More than a dozen homes have been taken back as part of a crackdown on residents committing tenancy fraud.
In the past year, North Tyneside Council has taken back 17 properties after discovering the tenants were breaking the law.
A series of investigations found people illegally subletting their council homes, using false information to acquire a house and tenants not using their properties as their main or only home.
One case revealed a couple from North Shields claimed they were homeless to enable them to jump up the housing waiting list, even though one of them already had a council home, and they then sublet the spare property.
Another investigation found a that woman had bought her own home in Tynemouth, but at the same time, she was committing fraud by attempting to buy a North Shields council property, through the Right to Buy scheme, which she claimed to be living in.
Coun John Harrison, cabinet member for housing and transport, said: “Tenancy fraud prevents homes from being made available for families and individuals with a genuine and sometimes desperate need for council housing.”
“As well as it putting a strain on our housing waiting list, it’s estimated that it costs local governments nationwide around £900 million per year– money which could be much better spent elsewhere – and North Tyneside Council will not tolerate it.
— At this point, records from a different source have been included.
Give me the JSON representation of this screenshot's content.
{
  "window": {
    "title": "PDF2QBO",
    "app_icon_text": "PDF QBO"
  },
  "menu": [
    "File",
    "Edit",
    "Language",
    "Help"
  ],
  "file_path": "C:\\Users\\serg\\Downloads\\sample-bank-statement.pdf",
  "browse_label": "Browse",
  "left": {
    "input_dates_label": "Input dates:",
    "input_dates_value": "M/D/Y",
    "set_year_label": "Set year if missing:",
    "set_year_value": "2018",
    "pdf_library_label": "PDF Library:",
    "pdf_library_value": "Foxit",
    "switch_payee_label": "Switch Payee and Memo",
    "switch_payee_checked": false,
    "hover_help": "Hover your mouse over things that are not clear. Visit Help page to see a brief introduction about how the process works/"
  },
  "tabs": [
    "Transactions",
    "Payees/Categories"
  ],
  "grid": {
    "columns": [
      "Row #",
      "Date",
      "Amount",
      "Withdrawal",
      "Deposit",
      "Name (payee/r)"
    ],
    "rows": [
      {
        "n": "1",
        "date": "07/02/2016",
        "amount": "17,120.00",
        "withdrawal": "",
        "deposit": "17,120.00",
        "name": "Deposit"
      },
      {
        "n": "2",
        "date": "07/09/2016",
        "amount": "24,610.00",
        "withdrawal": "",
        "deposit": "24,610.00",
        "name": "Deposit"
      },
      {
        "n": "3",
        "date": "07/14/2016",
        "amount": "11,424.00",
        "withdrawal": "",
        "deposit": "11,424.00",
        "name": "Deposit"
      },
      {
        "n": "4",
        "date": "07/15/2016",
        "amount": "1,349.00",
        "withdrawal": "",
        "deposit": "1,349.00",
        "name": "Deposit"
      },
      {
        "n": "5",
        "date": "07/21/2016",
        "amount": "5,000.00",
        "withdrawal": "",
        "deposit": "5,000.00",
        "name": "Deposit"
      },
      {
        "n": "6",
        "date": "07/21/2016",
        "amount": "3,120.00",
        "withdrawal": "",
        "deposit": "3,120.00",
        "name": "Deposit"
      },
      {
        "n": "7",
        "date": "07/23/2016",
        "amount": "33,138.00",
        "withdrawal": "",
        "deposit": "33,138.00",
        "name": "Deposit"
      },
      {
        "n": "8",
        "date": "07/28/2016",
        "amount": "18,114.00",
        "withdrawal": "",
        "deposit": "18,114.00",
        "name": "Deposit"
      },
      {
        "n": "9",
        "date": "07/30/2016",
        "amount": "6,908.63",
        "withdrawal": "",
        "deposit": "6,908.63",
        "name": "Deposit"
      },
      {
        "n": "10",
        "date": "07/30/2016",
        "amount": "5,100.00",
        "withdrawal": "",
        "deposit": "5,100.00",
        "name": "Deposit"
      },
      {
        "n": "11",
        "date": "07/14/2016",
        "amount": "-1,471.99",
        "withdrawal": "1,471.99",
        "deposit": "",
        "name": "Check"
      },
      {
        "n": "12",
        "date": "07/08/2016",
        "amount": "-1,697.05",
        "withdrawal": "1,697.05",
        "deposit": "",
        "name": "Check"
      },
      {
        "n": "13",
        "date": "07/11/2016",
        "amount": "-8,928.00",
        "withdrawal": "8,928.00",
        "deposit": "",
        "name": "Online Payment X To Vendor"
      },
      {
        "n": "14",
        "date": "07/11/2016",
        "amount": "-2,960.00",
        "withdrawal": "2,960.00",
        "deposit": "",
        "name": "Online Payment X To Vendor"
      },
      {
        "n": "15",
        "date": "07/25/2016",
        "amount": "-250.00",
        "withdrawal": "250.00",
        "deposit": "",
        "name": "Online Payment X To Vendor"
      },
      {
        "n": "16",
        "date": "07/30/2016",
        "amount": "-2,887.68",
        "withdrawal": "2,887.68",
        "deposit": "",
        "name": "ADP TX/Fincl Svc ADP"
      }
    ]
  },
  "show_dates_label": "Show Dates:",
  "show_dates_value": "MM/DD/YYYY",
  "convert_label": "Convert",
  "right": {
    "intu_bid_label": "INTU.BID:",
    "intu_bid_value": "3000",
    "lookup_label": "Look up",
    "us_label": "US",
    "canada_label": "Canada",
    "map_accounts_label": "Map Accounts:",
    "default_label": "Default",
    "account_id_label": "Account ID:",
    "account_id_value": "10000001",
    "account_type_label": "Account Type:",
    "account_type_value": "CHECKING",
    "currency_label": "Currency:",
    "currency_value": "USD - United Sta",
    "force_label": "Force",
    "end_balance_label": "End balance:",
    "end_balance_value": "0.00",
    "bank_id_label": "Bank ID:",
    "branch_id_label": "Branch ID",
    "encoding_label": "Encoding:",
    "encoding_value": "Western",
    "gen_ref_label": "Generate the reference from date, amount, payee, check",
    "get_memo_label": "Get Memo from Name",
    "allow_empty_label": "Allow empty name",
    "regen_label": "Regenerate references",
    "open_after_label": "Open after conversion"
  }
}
“We take all reports of alleged tenancy fraud very seriously and will fully investigate reports using all the powers available to us to do so. We will also continue our robust checks those wishing to rent our properties”
The 17 homes were recovered by the council using new powers introduced by the Prevention of Social Housing Fraud Act 2013.
The act has seen tenancy fraud become a criminal matter – and local authorities now have the power to prosecute those who unlawfully sublet their social housing.